* [Exercise]: Every entry here needs to be repeated exactly.

* [Data extracts]:
********************

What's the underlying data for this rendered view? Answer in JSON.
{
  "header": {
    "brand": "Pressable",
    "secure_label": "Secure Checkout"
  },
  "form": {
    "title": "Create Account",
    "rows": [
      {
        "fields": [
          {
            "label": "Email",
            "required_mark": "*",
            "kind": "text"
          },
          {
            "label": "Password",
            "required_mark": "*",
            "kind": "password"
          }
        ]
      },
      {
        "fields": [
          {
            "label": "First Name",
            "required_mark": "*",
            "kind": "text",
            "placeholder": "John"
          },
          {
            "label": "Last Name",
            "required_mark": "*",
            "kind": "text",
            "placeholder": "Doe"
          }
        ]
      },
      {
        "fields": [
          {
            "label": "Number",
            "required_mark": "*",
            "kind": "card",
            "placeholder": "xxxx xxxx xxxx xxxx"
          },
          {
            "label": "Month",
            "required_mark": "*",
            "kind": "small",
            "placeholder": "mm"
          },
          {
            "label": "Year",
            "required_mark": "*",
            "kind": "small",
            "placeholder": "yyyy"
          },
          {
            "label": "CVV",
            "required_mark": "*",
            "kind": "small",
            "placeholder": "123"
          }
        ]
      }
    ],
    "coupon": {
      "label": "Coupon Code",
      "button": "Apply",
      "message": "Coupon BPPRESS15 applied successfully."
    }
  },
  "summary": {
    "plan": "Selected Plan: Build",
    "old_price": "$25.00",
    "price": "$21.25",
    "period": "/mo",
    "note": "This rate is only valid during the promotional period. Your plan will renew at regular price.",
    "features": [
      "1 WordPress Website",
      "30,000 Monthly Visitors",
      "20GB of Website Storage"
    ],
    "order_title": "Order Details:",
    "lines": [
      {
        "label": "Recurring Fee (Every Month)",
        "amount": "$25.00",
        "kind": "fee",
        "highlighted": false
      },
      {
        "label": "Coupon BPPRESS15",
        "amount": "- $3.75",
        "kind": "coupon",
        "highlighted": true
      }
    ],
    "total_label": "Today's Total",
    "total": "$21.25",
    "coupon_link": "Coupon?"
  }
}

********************

* [Completed task]:
What's the underlying data for this rendered view? Answer in JSON.
{
  "header": {
    "brand": "Pressable",
    "secure_label": "Secure Checkout"
  },
  "form": {
    "title": "Create Account",
    "rows": [
      {
        "fields": [
          {
            "label": "Email",
            "required_mark": "*",
            "kind": "text"
          },
          {
            "label": "Password",
            "required_mark": "*",
            "kind": "password"
          }
        ]
      },
      {
        "fields": [
          {
            "label": "First Name",
            "required_mark": "*",
            "kind": "text",
            "placeholder": "John"
          },
          {
            "label": "Last Name",
            "required_mark": "*",
            "kind": "text",
            "placeholder": "Doe"
          }
        ]
      },
      {
        "fields": [
          {
            "label": "Number",
            "required_mark": "*",
            "kind": "card",
            "placeholder": "xxxx xxxx xxxx xxxx"
          },
          {
            "label": "Month",
            "required_mark": "*",
            "kind": "small",
            "placeholder": "mm"
          },
          {
            "label": "Year",
            "required_mark": "*",
            "kind": "small",
            "placeholder": "yyyy"
          },
          {
            "label": "CVV",
            "required_mark": "*",
            "kind": "small",
            "placeholder": "123"
          }
        ]
      }
    ],
    "coupon": {
      "label": "Coupon Code",
      "button": "Apply",
      "message": "Coupon BPPRESS15 applied successfully."
    }
  },
  "summary": {
    "plan": "Selected Plan: Build",
    "old_price": "$25.00",
    "price": "$21.25",
    "period": "/mo",
    "note": "This rate is only valid during the promotional period. Your plan will renew at regular price.",
    "features": [
      "1 WordPress Website",
      "30,000 Monthly Visitors",
      "20GB of Website Storage"
    ],
    "order_title": "Order Details:",
    "lines": [
      {
        "label": "Recurring Fee (Every Month)",
        "amount": "$25.00",
        "kind": "fee",
        "highlighted": false
      },
      {
        "label": "Coupon BPPRESS15",
        "amount": "- $3.75",
        "kind": "coupon",
        "highlighted": true
      }
    ],
    "total_label": "Today's Total",
    "total": "$21.25",
    "coupon_link": "Coupon?"
  }
}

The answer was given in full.